EXERCISE OBJECTIVE: Repeat all of the records verbatim.

============================================================

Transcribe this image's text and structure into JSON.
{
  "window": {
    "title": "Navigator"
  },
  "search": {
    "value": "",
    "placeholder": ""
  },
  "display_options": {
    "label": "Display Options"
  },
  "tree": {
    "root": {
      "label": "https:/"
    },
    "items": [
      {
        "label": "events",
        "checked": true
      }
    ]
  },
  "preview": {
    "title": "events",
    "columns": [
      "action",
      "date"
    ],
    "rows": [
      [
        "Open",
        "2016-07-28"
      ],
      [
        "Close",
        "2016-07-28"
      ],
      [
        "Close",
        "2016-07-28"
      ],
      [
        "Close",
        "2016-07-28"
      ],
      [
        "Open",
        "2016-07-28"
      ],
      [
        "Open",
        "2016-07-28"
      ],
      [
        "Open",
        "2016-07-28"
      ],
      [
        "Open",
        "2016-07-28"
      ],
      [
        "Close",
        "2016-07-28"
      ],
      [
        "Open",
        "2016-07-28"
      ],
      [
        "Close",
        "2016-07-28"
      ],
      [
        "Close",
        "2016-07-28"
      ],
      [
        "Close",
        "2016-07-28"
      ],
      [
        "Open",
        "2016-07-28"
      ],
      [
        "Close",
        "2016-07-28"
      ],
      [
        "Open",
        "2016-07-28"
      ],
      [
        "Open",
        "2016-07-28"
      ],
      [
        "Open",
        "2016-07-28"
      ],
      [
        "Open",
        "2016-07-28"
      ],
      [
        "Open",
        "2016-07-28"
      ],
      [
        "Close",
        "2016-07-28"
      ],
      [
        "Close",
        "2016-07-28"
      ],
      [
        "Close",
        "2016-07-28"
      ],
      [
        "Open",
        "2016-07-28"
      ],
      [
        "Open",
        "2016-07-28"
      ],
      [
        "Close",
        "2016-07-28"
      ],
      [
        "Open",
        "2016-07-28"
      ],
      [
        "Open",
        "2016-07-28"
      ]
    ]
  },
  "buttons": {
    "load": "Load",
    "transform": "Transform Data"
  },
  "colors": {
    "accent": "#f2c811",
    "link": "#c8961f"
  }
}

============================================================

FINISHED TASK:
Transcribe this image's text and structure into JSON.
{
  "window": {
    "title": "Navigator"
  },
  "search": {
    "value": "",
    "placeholder": ""
  },
  "display_options": {
    "label": "Display Options"
  },
  "tree": {
    "root": {
      "label": "https:/"
    },
    "items": [
      {
        "label": "events",
        "checked": true
      }
    ]
  },
  "preview": {
    "title": "events",
    "columns": [
      "action",
      "date"
    ],
    "rows": [
      [
        "Open",
        "2016-07-28"
      ],
      [
        "Close",
        "2016-07-28"
      ],
      [
        "Close",
        "2016-07-28"
      ],
      [
        "Close",
        "2016-07-28"
      ],
      [
        "Open",
        "2016-07-28"
      ],
      [
        "Open",
        "2016-07-28"
      ],
      [
        "Open",
        "2016-07-28"
      ],
      [
        "Open",
        "2016-07-28"
      ],
      [
        "Close",
        "2016-07-28"
      ],
      [
        "Open",
        "2016-07-28"
      ],
      [
        "Close",
        "2016-07-28"
      ],
      [
        "Close",
        "2016-07-28"
      ],
      [
        "Close",
        "2016-07-28"
      ],
      [
        "Open",
        "2016-07-28"
      ],
      [
        "Close",
        "2016-07-28"
      ],
      [
        "Open",
        "2016-07-28"
      ],
      [
        "Open",
        "2016-07-28"
      ],
      [
        "Open",
        "2016-07-28"
      ],
      [
        "Open",
        "2016-07-28"
      ],
      [
        "Open",
        "2016-07-28"
      ],
      [
        "Close",
        "2016-07-28"
      ],
      [
        "Close",
        "2016-07-28"
      ],
      [
        "Close",
        "2016-07-28"
      ],
      [
        "Open",
        "2016-07-28"
      ],
      [
        "Open",
        "2016-07-28"
      ],
      [
        "Close",
        "2016-07-28"
      ],
      [
        "Open",
        "2016-07-28"
      ],
      [
        "Open",
        "2016-07-28"
      ]
    ]
  },
  "buttons": {
    "load": "Load",
    "transform": "Transform Data"
  },
  "colors": {
    "accent": "#f2c811",
    "link": "#c8961f"
  }
}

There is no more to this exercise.